So I’ve spent a couple of months now thinking. Well, not thinking, exactly. OK, trying not to think while really thinking. Or is it trying to think while trying not to think?
Basically, I decided to take a break from therapy in order to process what has happened so far. Something about picking at this issue every week started to feel a little overwhelming, both to me and my spouse. In fact, she began to show signs of being extremely stressed while also being basically unable to talk to me about it.
Time for some cooling down.
But the truth is that, since I stopped, I’ve been thinking about my gender issues just as much as ever, only more in blinks, rather than full head nods. It’s impossible for me to set the issue aside, even if I’ve consciously made an effort to obsess a little bit less than normal.
And so I’ve also tried not to write, because that involves thinking. Not only “involves” but actually “causes” thinking. But as I look at my list of posts, I see a whole bunch of drafts that I’ve begun and either not gotten around to or not allowed myself to get around to finishing.
Still, a couple of thoughts keep coming around, and they can be expressed quickly. So, here goes.

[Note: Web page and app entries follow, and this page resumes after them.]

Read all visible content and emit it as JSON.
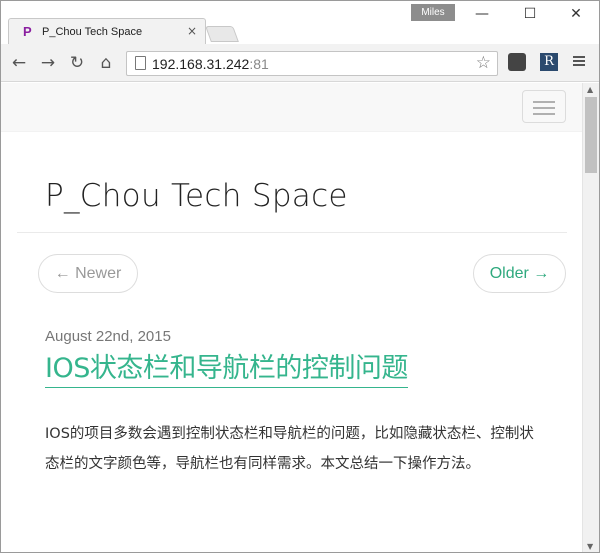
{
  "browser": {
    "tab": {
      "favicon": "P",
      "title": "P_Chou Tech Space",
      "close": "×"
    },
    "user_badge": "Miles",
    "window": {
      "minimize": "—",
      "maximize": "☐",
      "close": "✕"
    },
    "toolbar": {
      "back": "←",
      "forward": "→",
      "reload": "↻",
      "home": "⌂",
      "url_host": "192.168.31.242",
      "url_port": ":81",
      "star": "☆",
      "ext_r": "R"
    }
  },
  "page": {
    "site_title": "P_Chou Tech Space",
    "pager": {
      "newer": "← Newer",
      "older": "Older →"
    },
    "post": {
      "date": "August 22nd, 2015",
      "title": "IOS状态栏和导航栏的控制问题",
      "excerpt": "IOS的项目多数会遇到控制状态栏和导航栏的问题，比如隐藏状态栏、控制状态栏的文字颜色等，导航栏也有同样需求。本文总结一下操作方法。"
    }
  },
  "scrollbar": {
    "up": "▲",
    "down": "▼"
  }
}
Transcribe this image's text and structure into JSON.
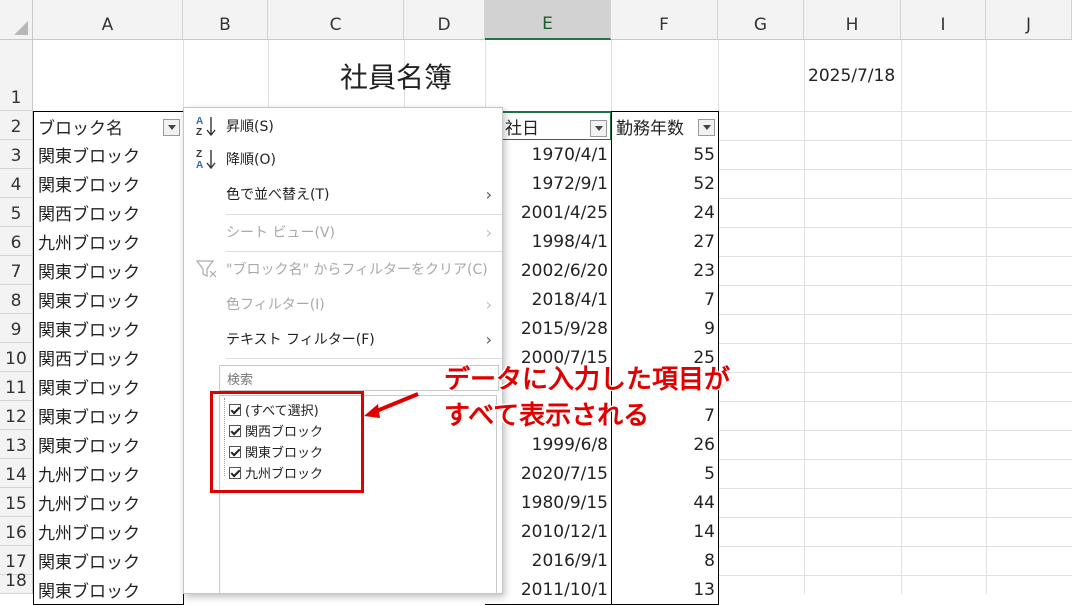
{
  "columns": [
    "A",
    "B",
    "C",
    "D",
    "E",
    "F",
    "G",
    "H",
    "I",
    "J"
  ],
  "selected_column": "E",
  "rows": [
    "1",
    "2",
    "3",
    "4",
    "5",
    "6",
    "7",
    "8",
    "9",
    "10",
    "11",
    "12",
    "13",
    "14",
    "15",
    "16",
    "17",
    "18"
  ],
  "title": "社員名簿",
  "date": "2025/7/18",
  "headers": {
    "block": "ブロック名",
    "join": "社日",
    "years": "勤務年数"
  },
  "records": [
    {
      "block": "関東ブロック",
      "join": "1970/4/1",
      "years": "55"
    },
    {
      "block": "関東ブロック",
      "join": "1972/9/1",
      "years": "52"
    },
    {
      "block": "関西ブロック",
      "join": "2001/4/25",
      "years": "24"
    },
    {
      "block": "九州ブロック",
      "join": "1998/4/1",
      "years": "27"
    },
    {
      "block": "関東ブロック",
      "join": "2002/6/20",
      "years": "23"
    },
    {
      "block": "関東ブロック",
      "join": "2018/4/1",
      "years": "7"
    },
    {
      "block": "関東ブロック",
      "join": "2015/9/28",
      "years": "9"
    },
    {
      "block": "関西ブロック",
      "join": "2000/7/15",
      "years": "25"
    },
    {
      "block": "関東ブロック",
      "join": "",
      "years": ""
    },
    {
      "block": "関東ブロック",
      "join": "",
      "years": "7"
    },
    {
      "block": "関東ブロック",
      "join": "1999/6/8",
      "years": "26"
    },
    {
      "block": "九州ブロック",
      "join": "2020/7/15",
      "years": "5"
    },
    {
      "block": "九州ブロック",
      "join": "1980/9/15",
      "years": "44"
    },
    {
      "block": "九州ブロック",
      "join": "2010/12/1",
      "years": "14"
    },
    {
      "block": "関東ブロック",
      "join": "2016/9/1",
      "years": "8"
    },
    {
      "block": "関東ブロック",
      "join": "2011/10/1",
      "years": "13"
    }
  ],
  "menu": {
    "sort_asc": "昇順(S)",
    "sort_desc": "降順(O)",
    "sort_by_color": "色で並べ替え(T)",
    "sheet_view": "シート ビュー(V)",
    "clear_filter": "\"ブロック名\" からフィルターをクリア(C)",
    "color_filter": "色フィルター(I)",
    "text_filter": "テキスト フィルター(F)",
    "search_placeholder": "検索",
    "list_items": [
      "(すべて選択)",
      "関西ブロック",
      "関東ブロック",
      "九州ブロック"
    ]
  },
  "annotation": {
    "line1": "データに入力した項目が",
    "line2": "すべて表示される",
    "color": "#e00000"
  },
  "icons": [
    "sort-ascending-icon",
    "sort-descending-icon",
    "submenu-arrow-icon",
    "clear-filter-icon",
    "filter-dropdown-icon",
    "red-arrow-icon"
  ]
}
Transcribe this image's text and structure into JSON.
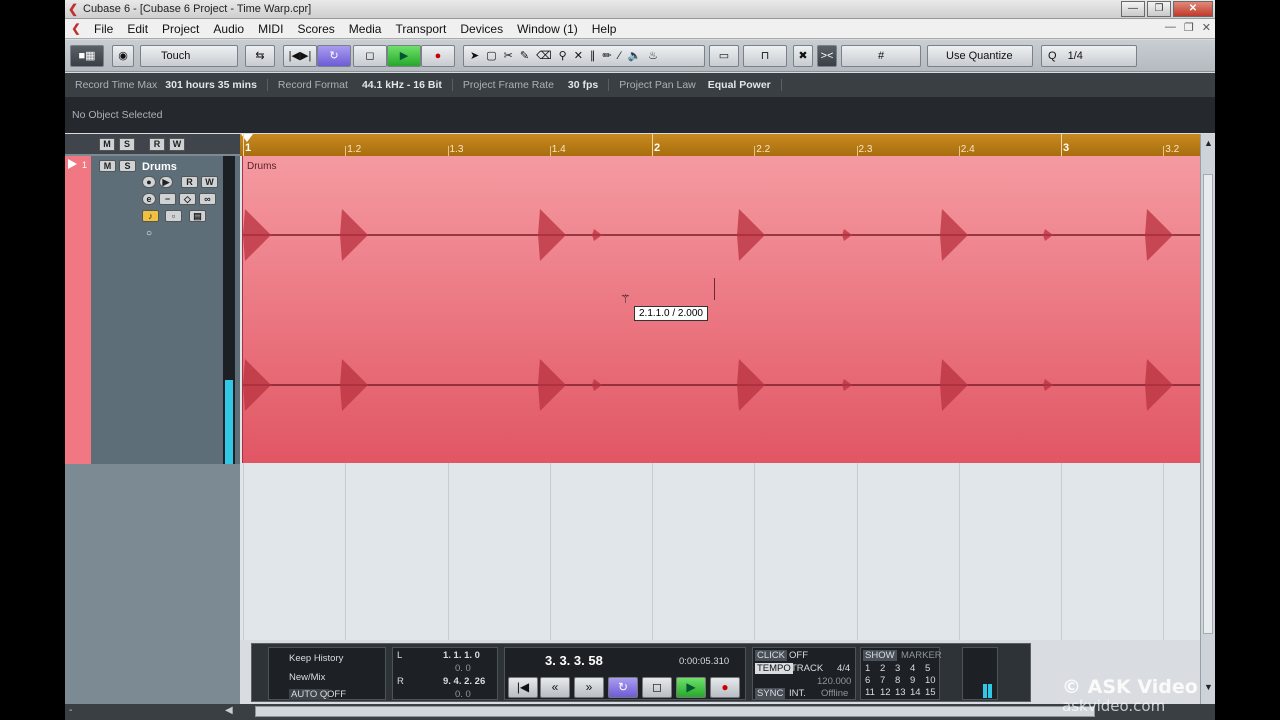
{
  "window": {
    "title": "Cubase 6 - [Cubase 6 Project - Time Warp.cpr]"
  },
  "menu": [
    "File",
    "Edit",
    "Project",
    "Audio",
    "MIDI",
    "Scores",
    "Media",
    "Transport",
    "Devices",
    "Window (1)",
    "Help"
  ],
  "toolbar": {
    "automation_mode": "Touch",
    "quantize_mode": "Use Quantize",
    "quantize_value": "1/4",
    "quantize_prefix": "Q"
  },
  "infoline": [
    {
      "label": "Record Time Max",
      "value": "301 hours 35 mins"
    },
    {
      "label": "Record Format",
      "value": "44.1 kHz - 16 Bit"
    },
    {
      "label": "Project Frame Rate",
      "value": "30 fps"
    },
    {
      "label": "Project Pan Law",
      "value": "Equal Power"
    }
  ],
  "inspector": {
    "status": "No Object Selected"
  },
  "track": {
    "number": "1",
    "name": "Drums",
    "mute": "M",
    "solo": "S",
    "read": "R",
    "write": "W"
  },
  "ruler": {
    "labels": [
      "1",
      "1.2",
      "1.3",
      "1.4",
      "2",
      "2.2",
      "2.3",
      "2.4",
      "3",
      "3.2"
    ]
  },
  "event": {
    "name": "Drums"
  },
  "tooltip": {
    "text": "2.1.1.0 / 2.000"
  },
  "transport": {
    "keep_history": "Keep History",
    "new_mix": "New/Mix",
    "auto_q": "AUTO Q",
    "auto_q_state": "OFF",
    "left_locator": "1. 1. 1.   0",
    "left_sub": "0.   0",
    "right_locator": "9. 4. 2. 26",
    "right_sub": "0.   0",
    "position_bars": "3.  3.  3.  58",
    "position_time": "0:00:05.310",
    "click_label": "CLICK",
    "click_state": "OFF",
    "tempo_label": "TEMPO",
    "tempo_mode": "TRACK",
    "signature": "4/4",
    "tempo_value": "120.000",
    "sync_label": "SYNC",
    "sync_mode": "INT.",
    "sync_state": "Offline",
    "show_label": "SHOW",
    "marker_label": "MARKER",
    "markers": [
      "1",
      "2",
      "3",
      "4",
      "5",
      "6",
      "7",
      "8",
      "9",
      "10",
      "11",
      "12",
      "13",
      "14",
      "15"
    ]
  },
  "watermark": {
    "line1": "© ASK Video",
    "line2": "askvideo.com"
  }
}
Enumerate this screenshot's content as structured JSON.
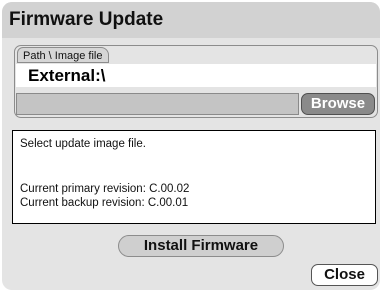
{
  "dialog": {
    "title": "Firmware Update"
  },
  "path_group": {
    "label": "Path \\ Image file",
    "current_path": "External:\\",
    "file_input_value": "",
    "browse_label": "Browse"
  },
  "message": {
    "line1": "Select update image file.",
    "line2": "Current primary revision: C.00.02",
    "line3": "Current backup revision: C.00.01"
  },
  "actions": {
    "install_label": "Install Firmware",
    "close_label": "Close"
  }
}
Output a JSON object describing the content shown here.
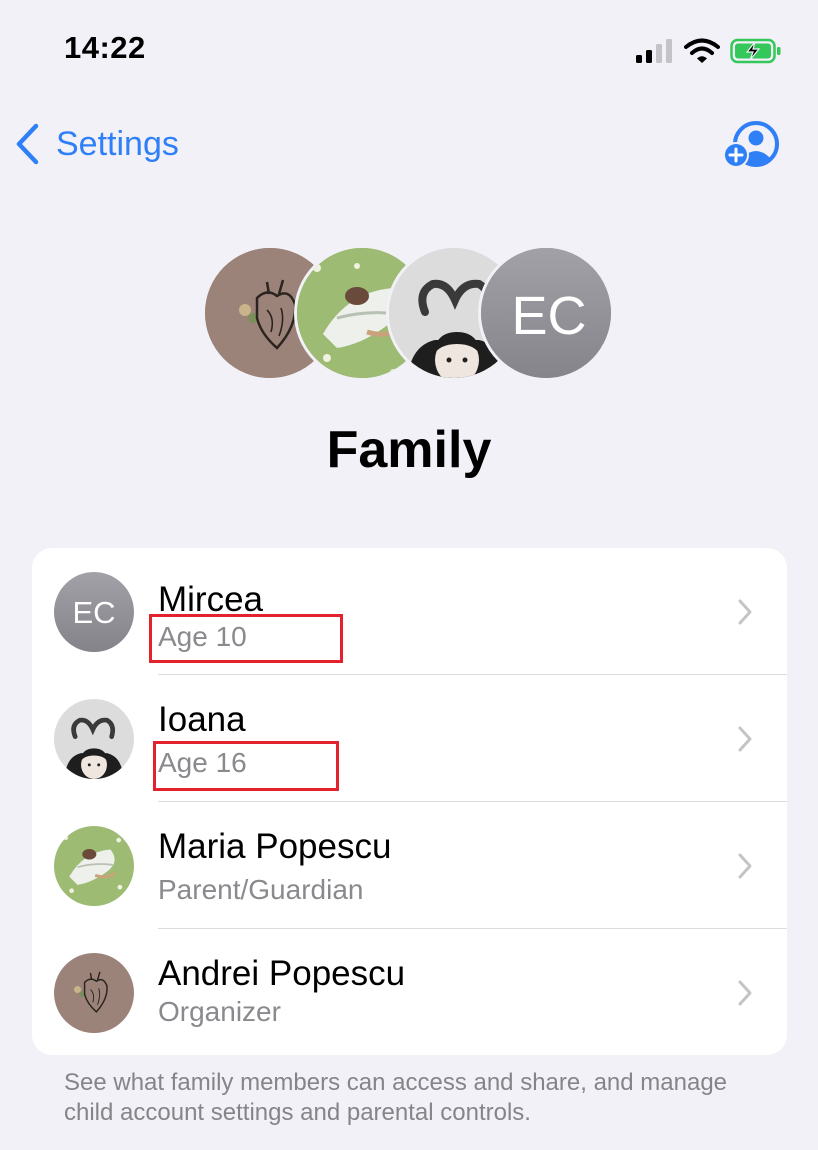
{
  "status_bar": {
    "time": "14:22",
    "icons": [
      "signal-icon",
      "wifi-icon",
      "battery-charging-icon"
    ]
  },
  "nav": {
    "back_label": "Settings",
    "back_icon": "chevron-left-icon",
    "add_icon": "add-person-icon",
    "accent": "#2f7ff6"
  },
  "cluster": {
    "avatars": [
      "heart-photo-avatar",
      "meadow-photo-avatar",
      "girl-heart-hands-avatar",
      "EC"
    ]
  },
  "title": "Family",
  "members": [
    {
      "name": "Mircea",
      "subtitle": "Age 10",
      "avatar": "EC"
    },
    {
      "name": "Ioana",
      "subtitle": "Age 16",
      "avatar": "girl-heart-hands-avatar"
    },
    {
      "name": "Maria Popescu",
      "subtitle": "Parent/Guardian",
      "avatar": "meadow-photo-avatar"
    },
    {
      "name": "Andrei Popescu",
      "subtitle": "Organizer",
      "avatar": "heart-photo-avatar"
    }
  ],
  "footer": "See what family members can access and share, and manage child account settings and parental controls.",
  "colors": {
    "background": "#f2f1f7",
    "highlight": "#e2222d",
    "battery": "#34c759"
  }
}
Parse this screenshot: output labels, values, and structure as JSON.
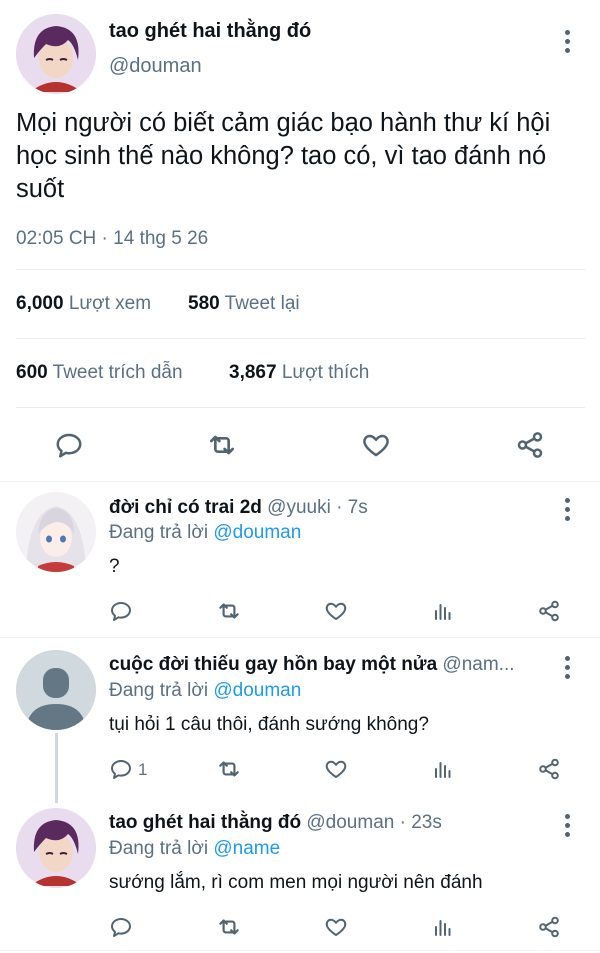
{
  "main_tweet": {
    "display_name": "tao ghét hai thằng đó",
    "handle": "@douman",
    "text": "Mọi người có biết cảm giác bạo hành thư kí hội học sinh thế nào không? tao có, vì tao đánh nó suốt",
    "timestamp": "02:05 CH · 14 thg 5 26",
    "views_count": "6,000",
    "views_label": "Lượt xem",
    "retweets_count": "580",
    "retweets_label": "Tweet lại",
    "quotes_count": "600",
    "quotes_label": "Tweet trích dẫn",
    "likes_count": "3,867",
    "likes_label": "Lượt thích"
  },
  "replies": [
    {
      "display_name": "đời chỉ có trai 2d",
      "handle_time": "@yuuki · 7s",
      "replying_prefix": "Đang trả lời",
      "replying_to": "@douman",
      "text": "?",
      "reply_count": ""
    },
    {
      "display_name": "cuộc đời thiếu gay hồn bay một nửa",
      "handle_time": "@nam...",
      "replying_prefix": "Đang trả lời",
      "replying_to": "@douman",
      "text": "tụi hỏi 1 câu thôi, đánh sướng không?",
      "reply_count": "1"
    },
    {
      "display_name": "tao ghét hai thằng đó",
      "handle_time": "@douman · 23s",
      "replying_prefix": "Đang trả lời",
      "replying_to": "@name",
      "text": "sướng lắm, rì com men mọi người nên đánh",
      "reply_count": ""
    }
  ],
  "colors": {
    "link": "#1d9bf0",
    "muted": "#5b7083",
    "divider": "#e6ecf0",
    "avatar_purple_hair": "#5a2a5e",
    "avatar_bg": "#e9dcee"
  }
}
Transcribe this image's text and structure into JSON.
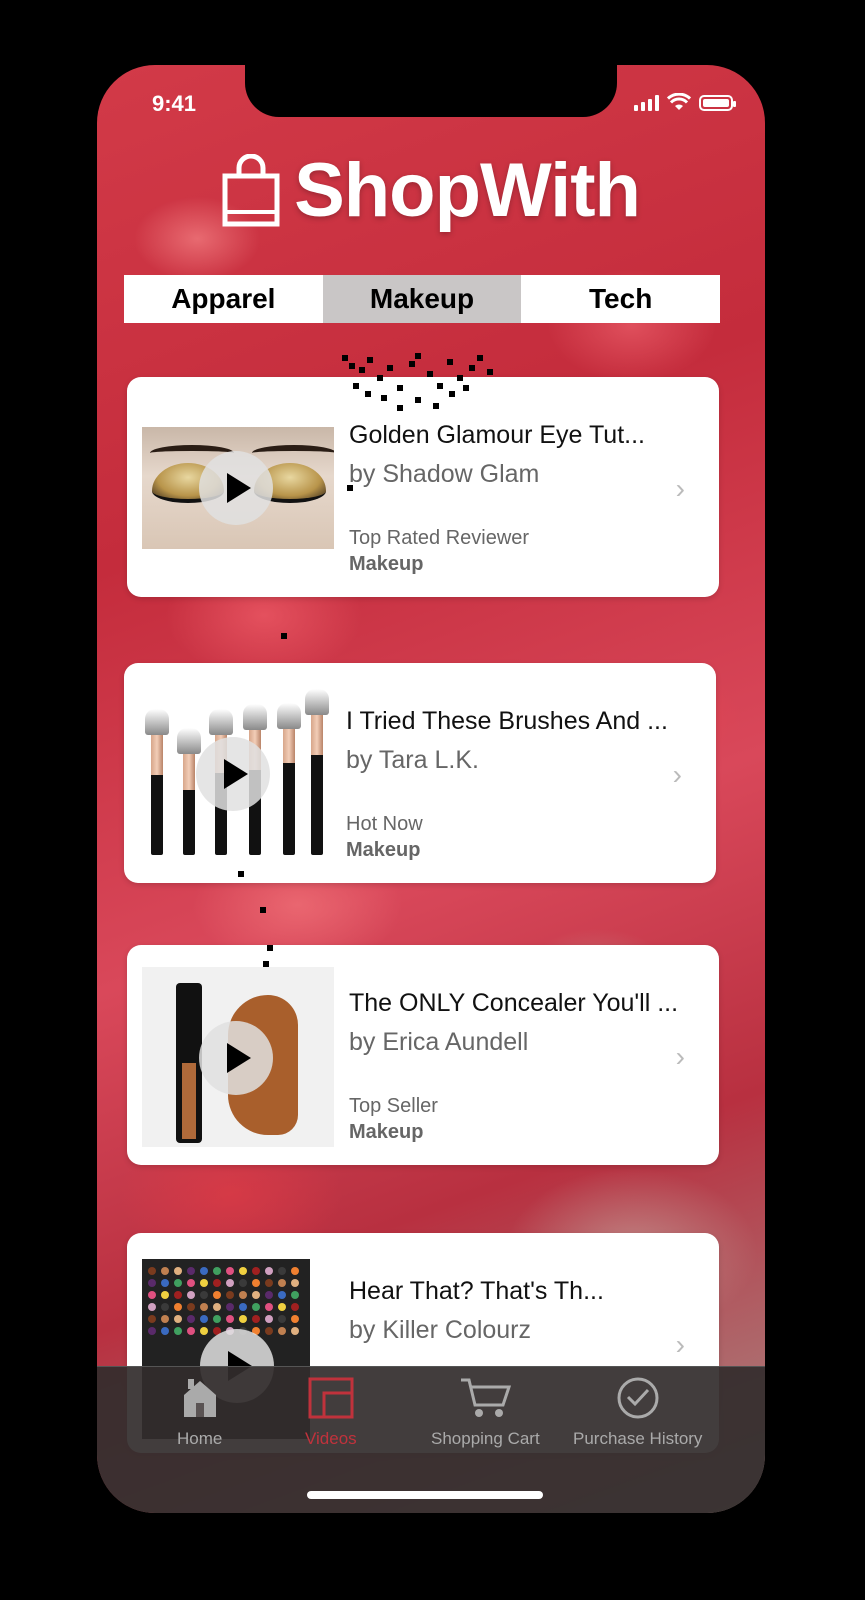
{
  "status": {
    "time": "9:41"
  },
  "brand": {
    "name": "ShopWith",
    "icon": "shopping-bag-icon"
  },
  "tabs": [
    {
      "label": "Apparel",
      "active": false
    },
    {
      "label": "Makeup",
      "active": true
    },
    {
      "label": "Tech",
      "active": false
    }
  ],
  "videos": [
    {
      "title": "Golden Glamour Eye Tut...",
      "author": "by Shadow Glam",
      "tag": "Top Rated Reviewer",
      "category": "Makeup"
    },
    {
      "title": "I Tried These Brushes And ...",
      "author": "by Tara L.K.",
      "tag": "Hot Now",
      "category": "Makeup"
    },
    {
      "title": "The ONLY Concealer You'll ...",
      "author": "by Erica Aundell",
      "tag": "Top Seller",
      "category": "Makeup"
    },
    {
      "title": "Hear That? That's Th...",
      "author": "by Killer Colourz",
      "tag": "",
      "category": ""
    }
  ],
  "nav": [
    {
      "label": "Home",
      "icon": "home-icon"
    },
    {
      "label": "Videos",
      "icon": "videos-icon",
      "active": true
    },
    {
      "label": "Shopping Cart",
      "icon": "cart-icon"
    },
    {
      "label": "Purchase History",
      "icon": "clock-icon"
    }
  ],
  "colors": {
    "accent": "#c0323c",
    "tab_active": "#c9c6c6",
    "navbar": "#322d2d"
  }
}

At a point last fall I began underdressing every day, all day. My spouse had given explicit approval of this experiment, but with an important caveat: “Do what you have to do, but I don’t want to see it.”
I understood her discomfort and reticence, and appreciated her willingness just to have it going on. I obliged her wish.
But after a few weeks, I stopped the experiment because I realized that it was making me feel even more deceptive about the subject than ever before. It did nothing to assuage my trans feelings (they got neither better nor worse), but I felt like I was deceiving the world even more aggressively than ever.
The process underscored something very important and specific: My goal in life is to bring my whole self to the world. And that makes one of my main therapeutic goals to bring out this other side of me and integrate it with who I am — whatever that looks like. Hiding it now feels wrong, and doing something about it that doesn’t work toward revealing myself is sort of pointless.
I also confirmed for myself that this is most definitely not about underwear!
I keep asking myself if I would really want to transition if I got no sexual thrill from it. I do get a thrill from thinking and dreaming and planning it, and I can’t seem to separate one from the other. My trans feelings are wrapped up in my sexuality, and vice versa.
Since Christmas I’ve stopped masturbating due to a bout of kidney stones (which I realize shouldn’t matter, but somehow does physically). When I find myself getting aroused, I change the subject in my mind. It won’t work forever (I tried this as part of the underdressing experiment as well), but it is clarifying.
Now, when I see a beautiful woman, I still want to become her, but I’m even less sure than ever about why. With arousal, I get an immediate shot of happy juice in my brain. Without that, I’m left with something more stark — a raw desire that simply doesn’t know how to express itself. I feel a little bit lost.
My trans feelings are essentially ever-present, but I can control — or at least ignore — them as I move about my daily life in the world. It’s another story completely when I’m alone. At that point, the issue comes to the fore and will not be denied. It’s almost the only thing I can think about unless something intrudes on my solitude.
Being self-employed, and spending lots of time each day alone, is basically a recipe for constant rumination, which makes me even more hyper-aware of just how big a thing I am hiding.
Part of controlling arousal has been the realization that testosterone is itself a more or less constant distraction. Thoughts about sex intrude on just about every waking moment. One glimpse of something provocative and I’m in a trance of some sort.
I can see that my male hormones are thus a limiting factor on who I am and how I live. Being without this distraction seems like a very desirable thing in and of itself — even before feminizing effects are taken into consideration.
My therapist left me with a subject to ponder, and I’ve really given this one some thought, but without much luck.
I had my first girlfriend at the age of six (first grade). It ended badly when she chose being at the head of the line over staying in the rear and holding my hand.
But I had a new girlfriend in second grade, and another in third. In fact, when all of the other boys were going on about “girl germs, eww!” I was perpetually drawn to girls, and more specifically, to the most girly-girl in the classroom.
The question is why. And I don’t really know. From as far back as I can remember I wanted to be in the presence of feminine beauty, and all of the social cues I got from boys were not enough to dissuade me. That fact did get me labeled by the boys, which was painful, but I couldn’t overcome that compulsion.
I need to think about this much more. Or not. Oh, bother.